2 cups chilled lemonade with 3/4 cup limoncello added (we like our local Don Ciccio & Figli limoncello)

1 cup chilled gin infused with raspberries and lemongrass (recipe here)

3 chilled beers (we used a summery ale by our local DC Brau)

Several slices of fresh orange and lemon

Using a punch bowl or a large mason jar, add all ingredients and stir together well. Serve immediately and replenish as necessary. Garnish with fresh lemongrass stalks if you have it.

 

The Garden Tipple: Naughty Miss Parsley

Naughty Miss Parsley

We’ve gone green, Boozers. It’s still just early summer and while we wait for the tomatoes to reach their full potential, we’re overrun with parsley, that riotous partygirl of the summer garden. Playful and coy with her head of green curls, Miss Parsley loves to be the center of attention as the garden party gets started, although she starts to flag once the serious heat sets in, wilting quietly in a corner, dreaming of her misspent youth.

Naughty Miss Parsley does tend to be highly prolific, and we are often at a loss to know what to do with such abundance — there’s only so much pistou really needed in any household. So we’ve gone and named a cocktail in her honor, filled with a glorious brilliant green parsley juice and just enough vodka to get the party started. Pace yourself, Miss Parsley, the night is young.

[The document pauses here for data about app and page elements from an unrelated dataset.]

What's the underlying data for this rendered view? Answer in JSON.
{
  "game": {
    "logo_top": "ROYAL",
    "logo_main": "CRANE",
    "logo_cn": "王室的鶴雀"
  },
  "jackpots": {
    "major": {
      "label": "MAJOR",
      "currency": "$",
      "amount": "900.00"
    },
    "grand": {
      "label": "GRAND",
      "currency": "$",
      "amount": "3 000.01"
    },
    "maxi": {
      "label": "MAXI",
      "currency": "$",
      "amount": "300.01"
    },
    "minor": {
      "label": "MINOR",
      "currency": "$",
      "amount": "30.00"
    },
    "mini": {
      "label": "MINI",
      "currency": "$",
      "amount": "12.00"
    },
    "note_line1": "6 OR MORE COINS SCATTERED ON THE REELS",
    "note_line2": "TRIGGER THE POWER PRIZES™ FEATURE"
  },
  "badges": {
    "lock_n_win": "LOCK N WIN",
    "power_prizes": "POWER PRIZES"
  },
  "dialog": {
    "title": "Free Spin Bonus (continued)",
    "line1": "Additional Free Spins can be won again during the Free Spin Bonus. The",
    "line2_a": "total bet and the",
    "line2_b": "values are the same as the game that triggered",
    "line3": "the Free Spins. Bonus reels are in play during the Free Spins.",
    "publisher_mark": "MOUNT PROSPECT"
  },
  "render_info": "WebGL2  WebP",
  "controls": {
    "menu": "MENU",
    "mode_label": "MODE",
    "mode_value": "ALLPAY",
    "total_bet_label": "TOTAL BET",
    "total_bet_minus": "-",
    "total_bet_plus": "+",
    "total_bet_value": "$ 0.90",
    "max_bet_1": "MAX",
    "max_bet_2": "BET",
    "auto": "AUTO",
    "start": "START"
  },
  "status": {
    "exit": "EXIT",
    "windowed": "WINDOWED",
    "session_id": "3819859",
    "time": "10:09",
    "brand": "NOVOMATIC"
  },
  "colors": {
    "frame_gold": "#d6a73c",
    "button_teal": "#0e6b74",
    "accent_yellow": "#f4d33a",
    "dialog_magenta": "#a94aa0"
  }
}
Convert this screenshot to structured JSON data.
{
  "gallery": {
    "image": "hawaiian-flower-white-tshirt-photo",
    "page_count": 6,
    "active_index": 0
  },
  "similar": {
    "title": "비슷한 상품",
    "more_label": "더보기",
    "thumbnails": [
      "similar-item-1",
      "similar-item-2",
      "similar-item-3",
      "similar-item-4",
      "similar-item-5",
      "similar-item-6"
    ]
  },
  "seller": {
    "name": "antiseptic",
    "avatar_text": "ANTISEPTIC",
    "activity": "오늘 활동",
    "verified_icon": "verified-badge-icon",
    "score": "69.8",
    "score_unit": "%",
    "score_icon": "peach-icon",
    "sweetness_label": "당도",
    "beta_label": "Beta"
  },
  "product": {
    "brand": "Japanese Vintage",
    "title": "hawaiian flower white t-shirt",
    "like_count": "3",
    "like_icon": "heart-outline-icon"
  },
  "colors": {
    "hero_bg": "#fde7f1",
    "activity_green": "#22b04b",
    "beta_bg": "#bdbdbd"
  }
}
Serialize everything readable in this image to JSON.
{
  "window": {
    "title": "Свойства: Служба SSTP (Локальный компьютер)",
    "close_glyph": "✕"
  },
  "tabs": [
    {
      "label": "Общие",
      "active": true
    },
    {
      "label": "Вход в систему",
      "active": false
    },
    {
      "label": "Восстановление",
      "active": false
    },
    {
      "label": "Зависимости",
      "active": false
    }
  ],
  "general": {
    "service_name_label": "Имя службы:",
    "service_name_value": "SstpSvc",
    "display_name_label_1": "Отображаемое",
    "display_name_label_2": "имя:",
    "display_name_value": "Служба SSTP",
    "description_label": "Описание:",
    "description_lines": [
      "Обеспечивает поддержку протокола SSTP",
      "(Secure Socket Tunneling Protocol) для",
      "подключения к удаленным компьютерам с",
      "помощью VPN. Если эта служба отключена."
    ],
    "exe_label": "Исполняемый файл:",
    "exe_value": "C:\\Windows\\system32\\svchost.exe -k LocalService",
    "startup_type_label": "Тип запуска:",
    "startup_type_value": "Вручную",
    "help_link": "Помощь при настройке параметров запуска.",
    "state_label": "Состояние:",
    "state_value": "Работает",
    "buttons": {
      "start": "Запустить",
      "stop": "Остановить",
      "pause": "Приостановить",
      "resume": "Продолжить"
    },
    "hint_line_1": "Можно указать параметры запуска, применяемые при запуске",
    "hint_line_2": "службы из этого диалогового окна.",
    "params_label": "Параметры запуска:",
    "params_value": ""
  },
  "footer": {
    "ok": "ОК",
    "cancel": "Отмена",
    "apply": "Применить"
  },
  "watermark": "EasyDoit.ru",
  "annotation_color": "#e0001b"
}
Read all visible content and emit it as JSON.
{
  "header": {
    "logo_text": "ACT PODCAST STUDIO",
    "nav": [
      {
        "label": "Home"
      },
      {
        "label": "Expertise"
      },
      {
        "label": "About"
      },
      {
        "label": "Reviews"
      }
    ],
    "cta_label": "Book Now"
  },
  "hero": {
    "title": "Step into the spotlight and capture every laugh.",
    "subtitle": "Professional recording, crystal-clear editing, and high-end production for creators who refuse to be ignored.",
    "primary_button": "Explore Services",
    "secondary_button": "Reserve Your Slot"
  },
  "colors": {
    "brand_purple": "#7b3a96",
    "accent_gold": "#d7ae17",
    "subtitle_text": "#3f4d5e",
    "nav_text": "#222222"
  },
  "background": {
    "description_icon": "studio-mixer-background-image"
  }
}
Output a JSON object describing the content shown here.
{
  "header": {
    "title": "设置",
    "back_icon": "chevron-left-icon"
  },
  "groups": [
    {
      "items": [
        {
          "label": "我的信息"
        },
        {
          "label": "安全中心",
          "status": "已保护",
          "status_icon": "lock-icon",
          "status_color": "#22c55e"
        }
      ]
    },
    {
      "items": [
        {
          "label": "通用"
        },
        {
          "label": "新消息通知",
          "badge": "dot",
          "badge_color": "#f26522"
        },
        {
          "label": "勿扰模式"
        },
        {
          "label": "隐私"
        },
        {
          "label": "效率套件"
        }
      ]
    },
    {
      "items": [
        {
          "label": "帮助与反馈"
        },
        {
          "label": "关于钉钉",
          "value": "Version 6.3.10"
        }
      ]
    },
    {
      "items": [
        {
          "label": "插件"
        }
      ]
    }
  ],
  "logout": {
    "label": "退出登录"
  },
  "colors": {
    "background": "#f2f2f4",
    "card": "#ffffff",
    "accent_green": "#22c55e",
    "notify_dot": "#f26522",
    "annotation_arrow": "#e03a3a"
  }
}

Naughty Miss Parsley

Parsley juice does sound like some awful hippie concoction that must be drunk during the waning moon while living in a commune tucked away in the rolling countryside of the Pacific Northwest, but it actually has a bright earthy flavor that somehow tastes like distilled summer in a glass. A snap to make, it pairs well with both vodka and gin, and can be a nice addition to a fresh Bloody Mary.

3 ounces fresh parsley juice (recipe here)

1.5 ounces vodka (we actually used Square One Cucumber Vodka this time, which added another fresh note to this cocktail)

1/2 ounce St. Germain elderflower liqueur

1 to 2 teaspoons of light agave nectar, to your taste

wedge of fresh lime

chilled club soda (optional)

Put first four ingredients in a cocktail shaker filled with ice and shake vigorously. Pour all contents into a tall glass and squeeze the lime over it. Can be served as is or topped off with an ounce of chilled club soda.

 

Follow

Get every new post delivered to your Inbox.

Join 592 other followers